(b) Other characters return (e.g. Carina Lau), although they're not going to get a happy ending this time either.
(c) Faye Wong is in love with a Japanese man (Kimura), but her father hates the Japanese and won't hear of it. She befriends Leung and we get another "maybe sort of might have been".
...and others, I think. To be honest, I can't really be bothered to work any harder at teasing out the strands. After all, they weren't gripping me much at the time.
What's best about the film is the women. Kar Wai Wong yet again has a powerful cast and he's given all of his women haunting scenes to play and a loving camera to play them to. They're all every bit as excellent as Leung, who's almost a kind of template or framework for these other women's stories. That's not true, obviously, since the film's much more about what nearly happened but didn't. Thus Leung is, despite appearances, indispensable. Take all the men out of the picture and you'd be left with no regrets, pain or wasted opportunities. (In this film, that's not an exaggeration, but simply true.)
It's also, sort of, a stealth Christmas movie.

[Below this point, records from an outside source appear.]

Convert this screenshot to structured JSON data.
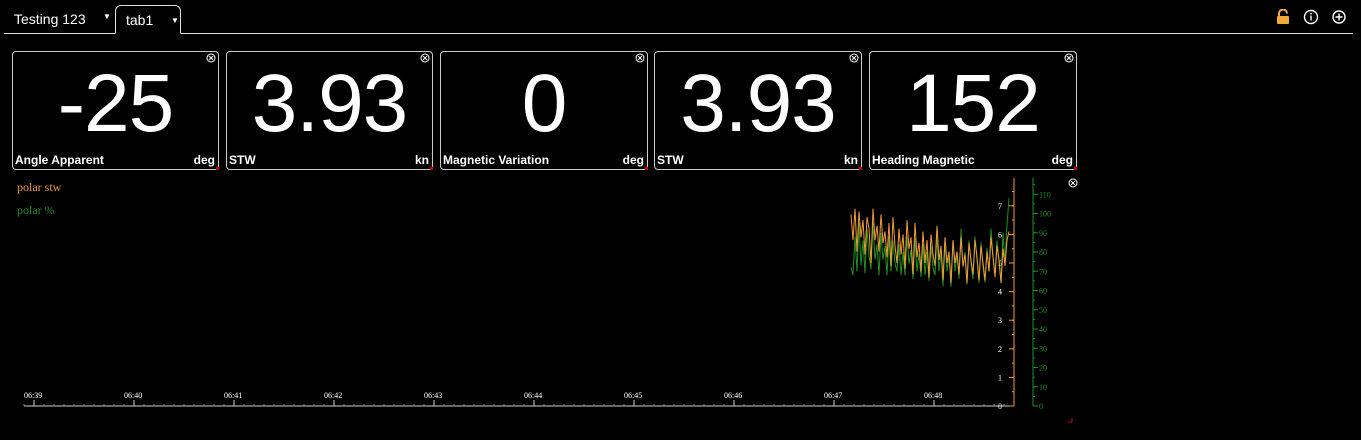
{
  "tabs": {
    "main": {
      "label": "Testing 123"
    },
    "active": {
      "label": "tab1"
    }
  },
  "toolbar": {
    "lock_icon": "unlocked-padlock-icon",
    "info_icon": "info-icon",
    "add_icon": "add-circle-icon"
  },
  "gauges": [
    {
      "value": "-25",
      "label": "Angle Apparent",
      "unit": "deg"
    },
    {
      "value": "3.93",
      "label": "STW",
      "unit": "kn"
    },
    {
      "value": "0",
      "label": "Magnetic Variation",
      "unit": "deg"
    },
    {
      "value": "3.93",
      "label": "STW",
      "unit": "kn"
    },
    {
      "value": "152",
      "label": "Heading Magnetic",
      "unit": "deg"
    }
  ],
  "colors": {
    "stw": "#f29a35",
    "percent": "#1f8f1f",
    "axis": "#cccccc",
    "accent": "#cc0000"
  },
  "chart_data": {
    "type": "line",
    "x_ticks": [
      "06:39",
      "06:40",
      "06:41",
      "06:42",
      "06:43",
      "06:44",
      "06:45",
      "06:46",
      "06:47",
      "06:48"
    ],
    "series": [
      {
        "name": "polar stw",
        "axis": "left",
        "ylim": [
          0,
          8
        ],
        "values": [
          6.7,
          5.8,
          6.9,
          5.4,
          6.8,
          5.9,
          6.5,
          5.3,
          6.6,
          6.2,
          5.0,
          6.9,
          5.8,
          6.3,
          5.4,
          6.7,
          5.7,
          6.1,
          5.2,
          6.4,
          4.9,
          6.6,
          5.6,
          5.0,
          6.2,
          5.3,
          6.0,
          4.8,
          6.5,
          5.5,
          5.9,
          4.6,
          6.4,
          5.2,
          5.7,
          4.7,
          6.1,
          5.0,
          5.8,
          4.5,
          6.0,
          5.3,
          4.9,
          6.3,
          5.1,
          5.6,
          4.4,
          5.9,
          5.0,
          5.4,
          4.3,
          5.8,
          5.0,
          5.4,
          4.6,
          5.9,
          4.9,
          5.3,
          4.3,
          5.7,
          5.1,
          4.6,
          5.8,
          5.2,
          4.4,
          5.6,
          5.0,
          4.4,
          5.4,
          4.7,
          5.9,
          5.2,
          4.5,
          5.6,
          5.1,
          4.3,
          5.5,
          4.9,
          5.8,
          6.1
        ]
      },
      {
        "name": "polar %",
        "axis": "right",
        "ylim": [
          0,
          115
        ],
        "values": [
          72,
          68,
          88,
          70,
          95,
          73,
          86,
          69,
          92,
          78,
          71,
          95,
          76,
          84,
          68,
          90,
          76,
          83,
          68,
          88,
          70,
          86,
          74,
          70,
          84,
          68,
          80,
          68,
          88,
          74,
          81,
          66,
          87,
          70,
          79,
          67,
          84,
          68,
          80,
          65,
          83,
          72,
          68,
          88,
          70,
          80,
          62,
          85,
          70,
          78,
          62,
          86,
          70,
          79,
          66,
          92,
          72,
          80,
          63,
          86,
          74,
          66,
          88,
          76,
          64,
          85,
          72,
          64,
          82,
          70,
          92,
          78,
          68,
          86,
          76,
          64,
          90,
          74,
          94,
          108
        ]
      }
    ],
    "legend": [
      "polar stw",
      "polar %"
    ],
    "left_ticks": [
      "0",
      "1",
      "2",
      "3",
      "4",
      "5",
      "6",
      "7"
    ],
    "right_ticks": [
      "0",
      "10",
      "20",
      "30",
      "40",
      "50",
      "60",
      "70",
      "80",
      "90",
      "100",
      "110"
    ]
  }
}
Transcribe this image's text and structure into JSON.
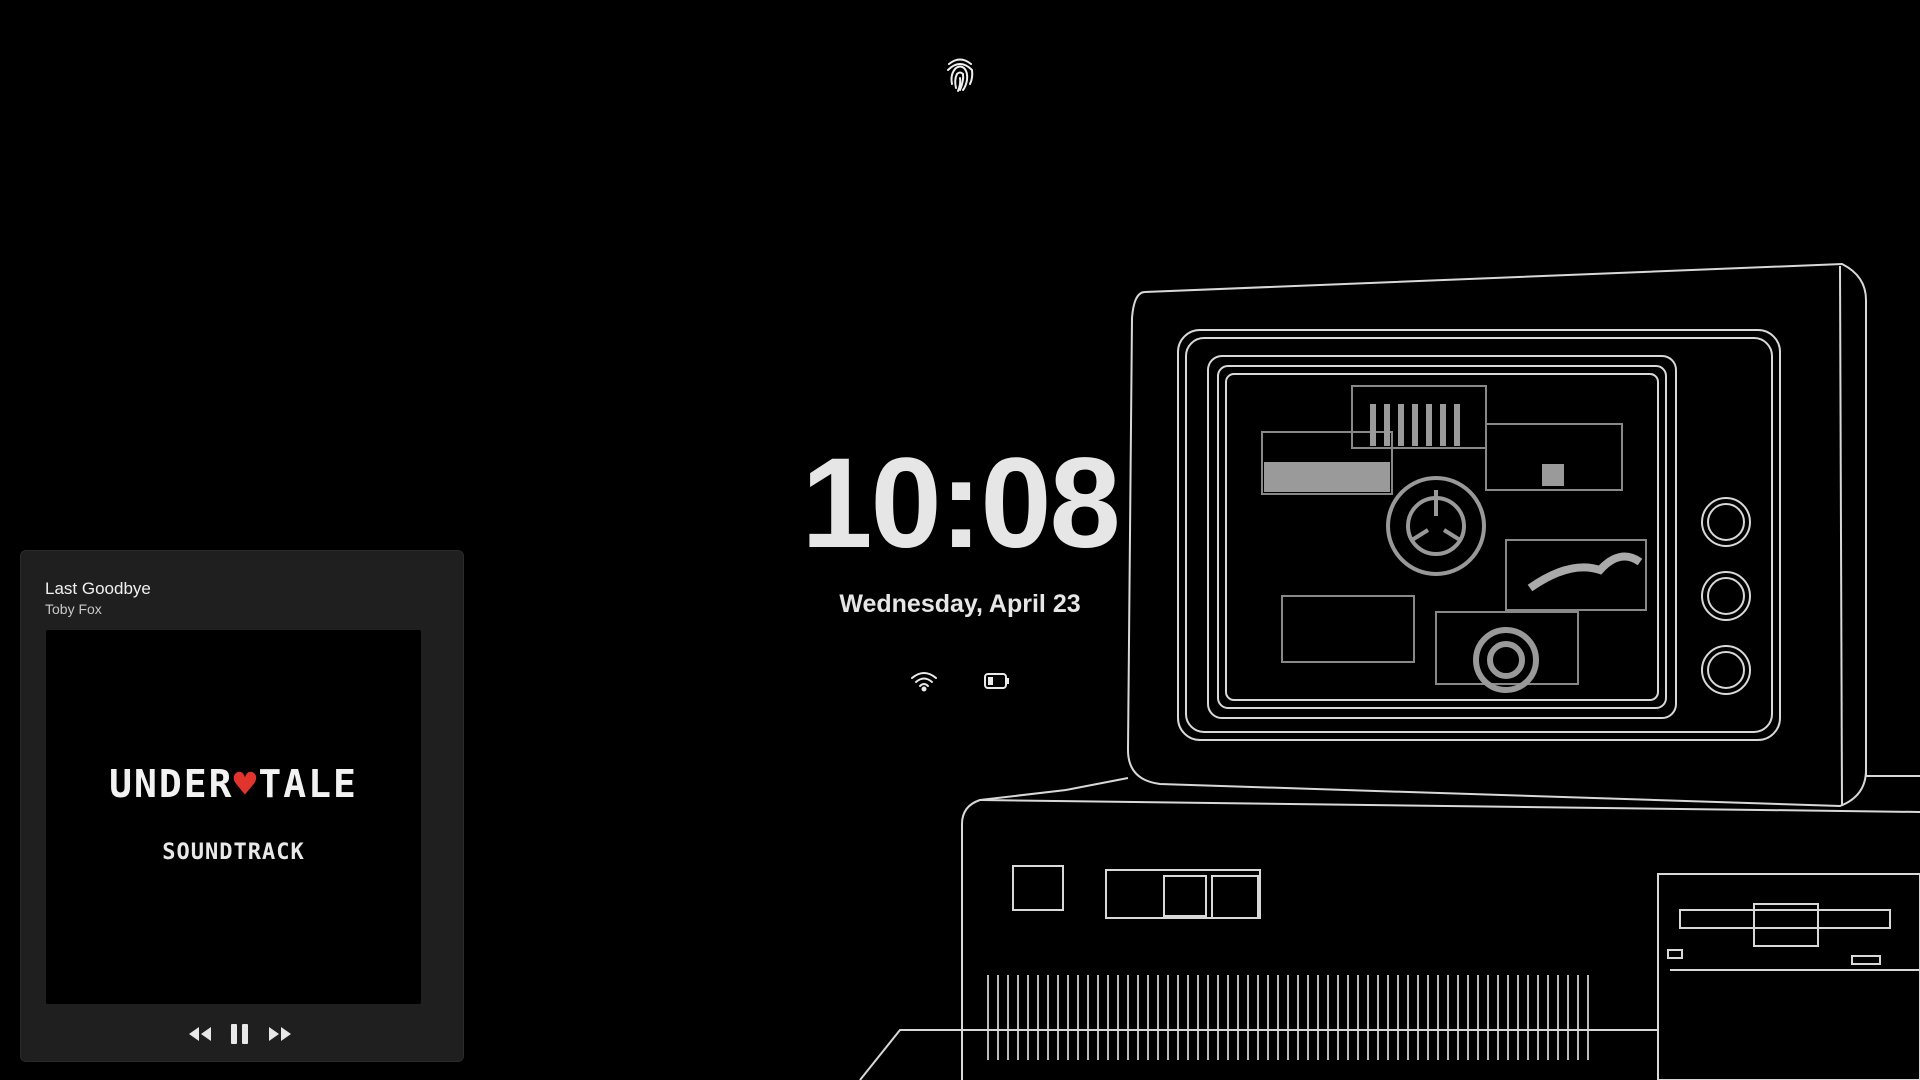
{
  "lockscreen": {
    "time": "10:08",
    "date": "Wednesday, April 23",
    "icons": {
      "fingerprint": "fingerprint-icon",
      "wifi": "wifi-icon",
      "battery": "battery-icon"
    }
  },
  "media": {
    "title": "Last Goodbye",
    "artist": "Toby Fox",
    "album_art": {
      "logo_pre": "UNDER",
      "logo_heart": "♥",
      "logo_post": "TALE",
      "subtitle": "SOUNDTRACK"
    },
    "controls": [
      "previous-icon",
      "pause-icon",
      "next-icon"
    ]
  },
  "colors": {
    "background": "#000000",
    "card": "#1f1f1f",
    "text": "#e6e6e6",
    "heart": "#e0342c"
  }
}
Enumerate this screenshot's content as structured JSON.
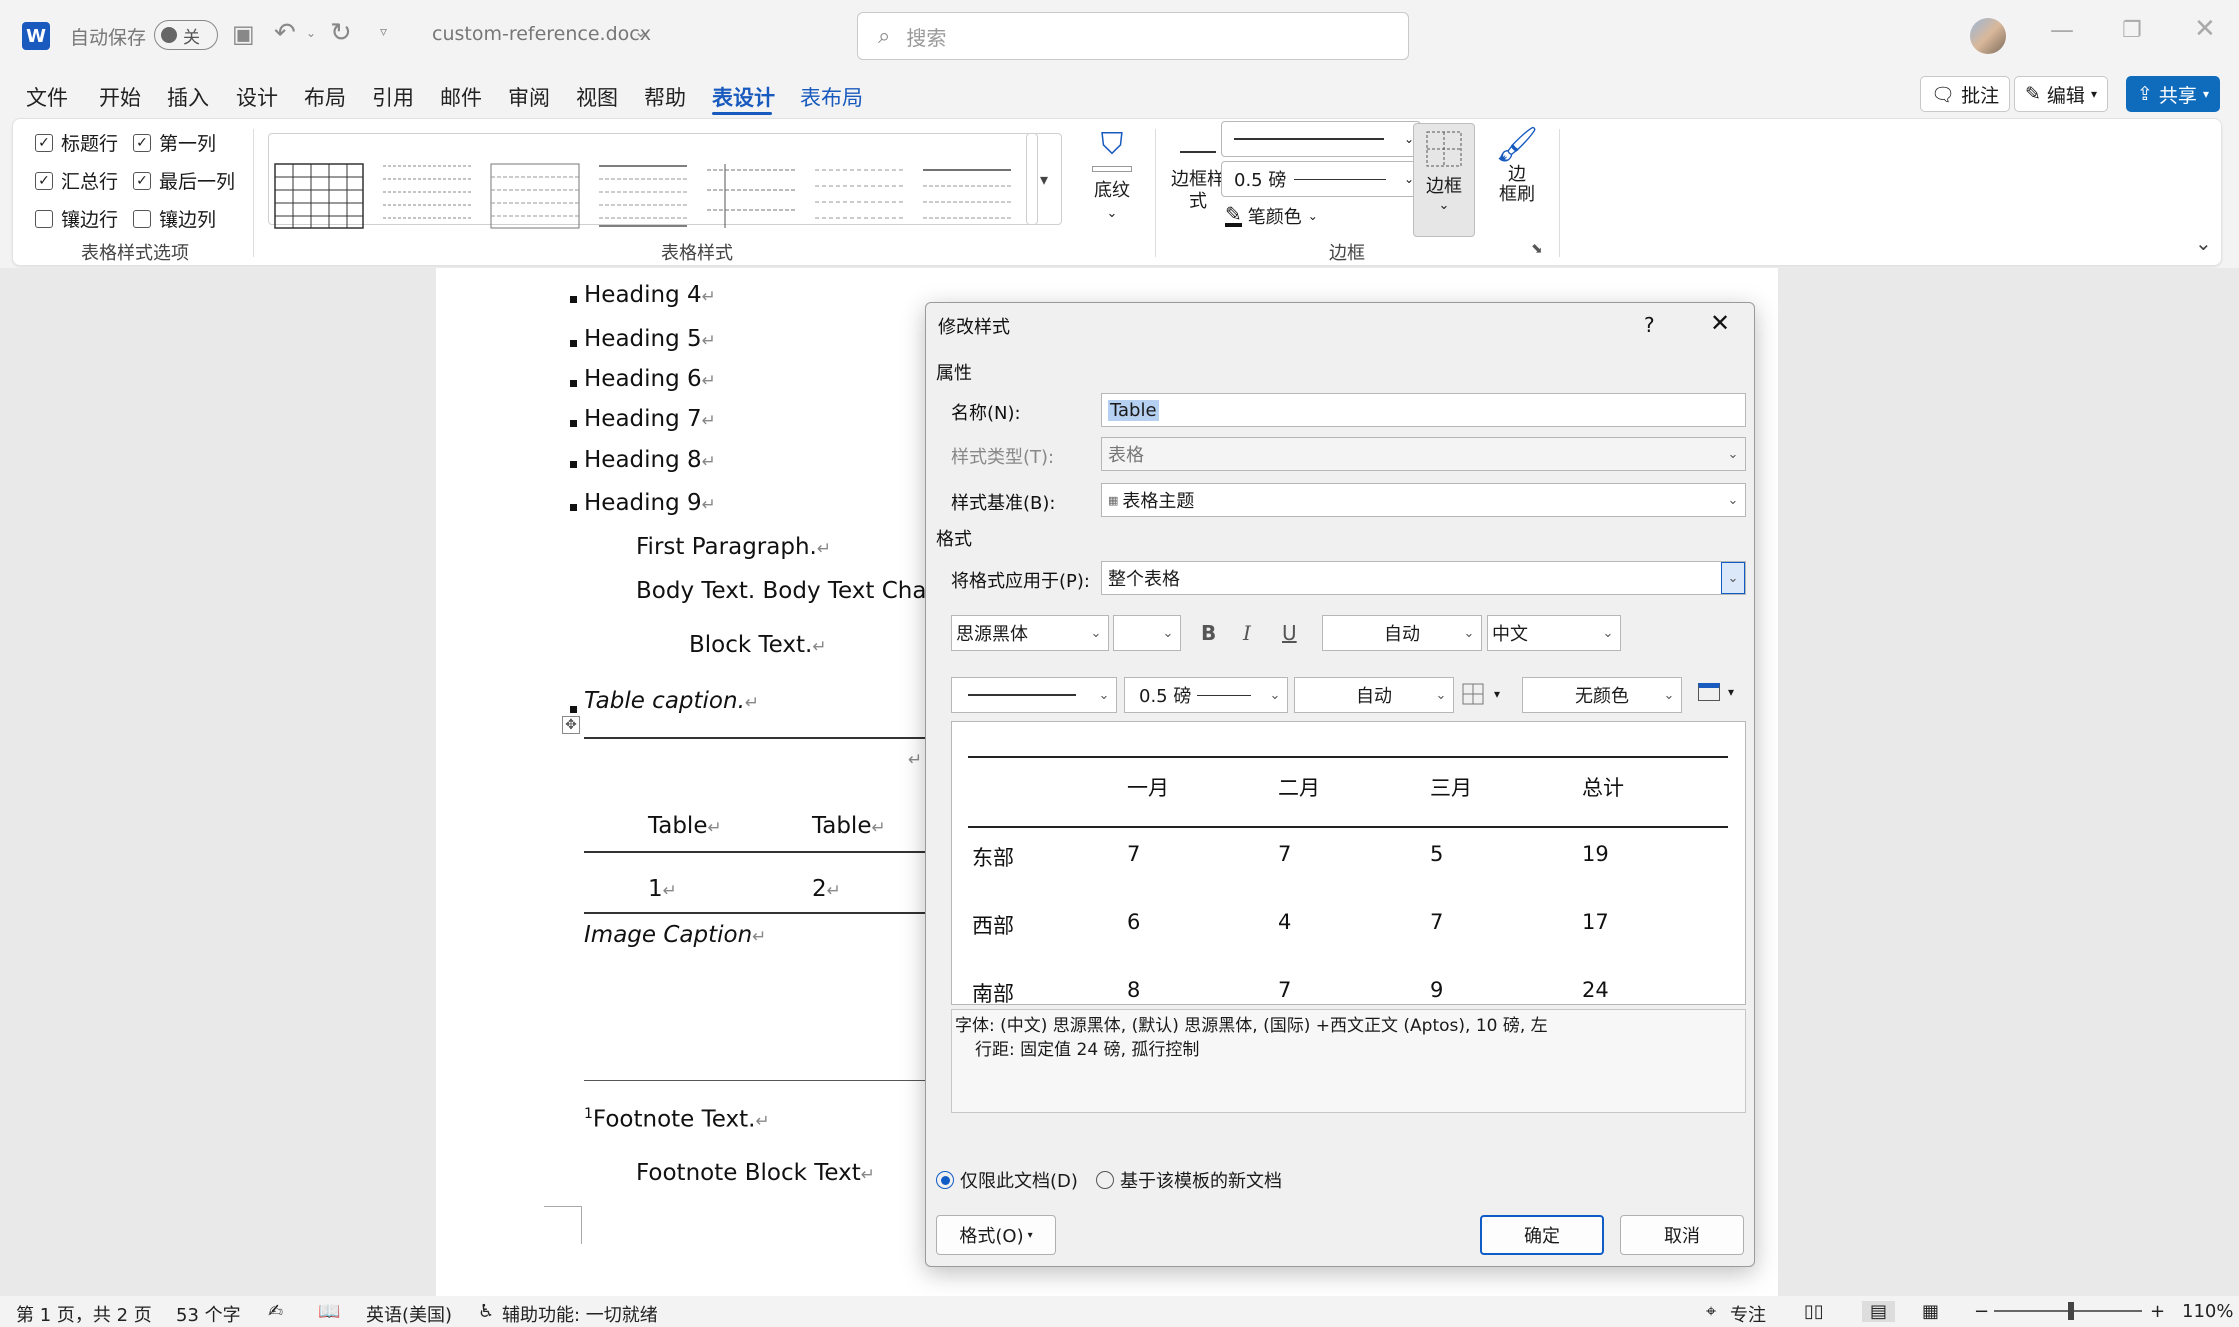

We keep visiting different 24 Decembers, although of course this doesn't mean so much in Hong Kong.
Did I like the film? Hell, no. Admittedly I didn't hate it as much as Days of Being Wild, but I had almost no emotional involvement and I'd have stood up and cheered had Ziyi Zhang pushed Tony Leung out of a window. It's obviously a wonderful artistic achievement, but I also don't think it works. Admire the cinematography. Be impressed by some of the finest actors in Asia getting their teeth into much subtler, richer material than anyone usually gets. I can at least understand the rapturous praise from many (but not all) quarters, but I'm afraid on this occasion I won't be joining in. I'll be surprised if I ever find myself watching any more Kar Wai Wong, talented though he is.
"Most of her affairs ended badly, but she didn't mind. She liked sad endings."